Each record should be reproduced exactly.

(Dataset rows describing interfaces)
[Start of Attachment]
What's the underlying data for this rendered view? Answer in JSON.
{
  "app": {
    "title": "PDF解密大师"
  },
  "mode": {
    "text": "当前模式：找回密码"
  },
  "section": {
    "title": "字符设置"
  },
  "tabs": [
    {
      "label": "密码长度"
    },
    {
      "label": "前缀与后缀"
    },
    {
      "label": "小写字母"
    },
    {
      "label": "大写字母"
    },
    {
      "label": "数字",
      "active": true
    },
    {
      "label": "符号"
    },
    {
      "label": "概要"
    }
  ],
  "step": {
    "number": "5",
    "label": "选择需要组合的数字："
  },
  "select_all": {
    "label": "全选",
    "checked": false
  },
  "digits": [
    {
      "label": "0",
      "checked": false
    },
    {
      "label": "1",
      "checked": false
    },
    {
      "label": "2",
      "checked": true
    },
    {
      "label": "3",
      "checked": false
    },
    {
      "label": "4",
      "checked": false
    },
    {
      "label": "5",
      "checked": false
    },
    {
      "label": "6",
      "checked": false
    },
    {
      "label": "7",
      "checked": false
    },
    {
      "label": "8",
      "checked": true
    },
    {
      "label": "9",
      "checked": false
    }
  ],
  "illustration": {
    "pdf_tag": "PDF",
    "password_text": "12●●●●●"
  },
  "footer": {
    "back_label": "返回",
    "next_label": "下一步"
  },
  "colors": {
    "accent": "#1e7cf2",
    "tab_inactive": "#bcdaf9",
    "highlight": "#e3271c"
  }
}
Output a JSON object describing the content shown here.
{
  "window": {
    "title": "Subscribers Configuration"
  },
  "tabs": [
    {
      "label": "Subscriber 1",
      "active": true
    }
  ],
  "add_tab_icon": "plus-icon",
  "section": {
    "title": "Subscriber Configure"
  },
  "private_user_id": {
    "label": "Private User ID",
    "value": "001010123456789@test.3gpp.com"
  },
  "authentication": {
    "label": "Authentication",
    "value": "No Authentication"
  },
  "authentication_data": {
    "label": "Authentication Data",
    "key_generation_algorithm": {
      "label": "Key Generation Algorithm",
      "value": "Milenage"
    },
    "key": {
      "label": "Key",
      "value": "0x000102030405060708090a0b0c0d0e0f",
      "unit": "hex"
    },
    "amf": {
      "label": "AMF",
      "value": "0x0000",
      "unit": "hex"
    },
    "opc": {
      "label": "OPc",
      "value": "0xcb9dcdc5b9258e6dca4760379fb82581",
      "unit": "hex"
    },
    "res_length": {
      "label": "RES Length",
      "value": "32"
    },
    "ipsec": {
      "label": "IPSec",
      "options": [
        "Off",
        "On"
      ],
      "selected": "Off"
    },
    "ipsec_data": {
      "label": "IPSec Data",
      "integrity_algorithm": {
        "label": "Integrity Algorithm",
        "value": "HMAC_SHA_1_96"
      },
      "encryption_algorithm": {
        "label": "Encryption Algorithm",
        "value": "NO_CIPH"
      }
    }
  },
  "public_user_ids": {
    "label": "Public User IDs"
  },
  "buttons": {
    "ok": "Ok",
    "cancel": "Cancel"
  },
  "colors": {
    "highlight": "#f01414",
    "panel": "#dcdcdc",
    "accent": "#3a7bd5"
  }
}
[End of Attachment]
## Solution
What's the underlying data for this rendered view? Answer in JSON.
{
  "app": {
    "title": "PDF解密大师"
  },
  "mode": {
    "text": "当前模式：找回密码"
  },
  "section": {
    "title": "字符设置"
  },
  "tabs": [
    {
      "label": "密码长度"
    },
    {
      "label": "前缀与后缀"
    },
    {
      "label": "小写字母"
    },
    {
      "label": "大写字母"
    },
    {
      "label": "数字",
      "active": true
    },
    {
      "label": "符号"
    },
    {
      "label": "概要"
    }
  ],
  "step": {
    "number": "5",
    "label": "选择需要组合的数字："
  },
  "select_all": {
    "label": "全选",
    "checked": false
  },
  "digits": [
    {
      "label": "0",
      "checked": false
    },
    {
      "label": "1",
      "checked": false
    },
    {
      "label": "2",
      "checked": true
    },
    {
      "label": "3",
      "checked": false
    },
    {
      "label": "4",
      "checked": false
    },
    {
      "label": "5",
      "checked": false
    },
    {
      "label": "6",
      "checked": false
    },
    {
      "label": "7",
      "checked": false
    },
    {
      "label": "8",
      "checked": true
    },
    {
      "label": "9",
      "checked": false
    }
  ],
  "illustration": {
    "pdf_tag": "PDF",
    "password_text": "12●●●●●"
  },
  "footer": {
    "back_label": "返回",
    "next_label": "下一步"
  },
  "colors": {
    "accent": "#1e7cf2",
    "tab_inactive": "#bcdaf9",
    "highlight": "#e3271c"
  }
}
Output a JSON object describing the content shown here.
{
  "window": {
    "title": "Subscribers Configuration"
  },
  "tabs": [
    {
      "label": "Subscriber 1",
      "active": true
    }
  ],
  "add_tab_icon": "plus-icon",
  "section": {
    "title": "Subscriber Configure"
  },
  "private_user_id": {
    "label": "Private User ID",
    "value": "001010123456789@test.3gpp.com"
  },
  "authentication": {
    "label": "Authentication",
    "value": "No Authentication"
  },
  "authentication_data": {
    "label": "Authentication Data",
    "key_generation_algorithm": {
      "label": "Key Generation Algorithm",
      "value": "Milenage"
    },
    "key": {
      "label": "Key",
      "value": "0x000102030405060708090a0b0c0d0e0f",
      "unit": "hex"
    },
    "amf": {
      "label": "AMF",
      "value": "0x0000",
      "unit": "hex"
    },
    "opc": {
      "label": "OPc",
      "value": "0xcb9dcdc5b9258e6dca4760379fb82581",
      "unit": "hex"
    },
    "res_length": {
      "label": "RES Length",
      "value": "32"
    },
    "ipsec": {
      "label": "IPSec",
      "options": [
        "Off",
        "On"
      ],
      "selected": "Off"
    },
    "ipsec_data": {
      "label": "IPSec Data",
      "integrity_algorithm": {
        "label": "Integrity Algorithm",
        "value": "HMAC_SHA_1_96"
      },
      "encryption_algorithm": {
        "label": "Encryption Algorithm",
        "value": "NO_CIPH"
      }
    }
  },
  "public_user_ids": {
    "label": "Public User IDs"
  },
  "buttons": {
    "ok": "Ok",
    "cancel": "Cancel"
  },
  "colors": {
    "highlight": "#f01414",
    "panel": "#dcdcdc",
    "accent": "#3a7bd5"
  }
}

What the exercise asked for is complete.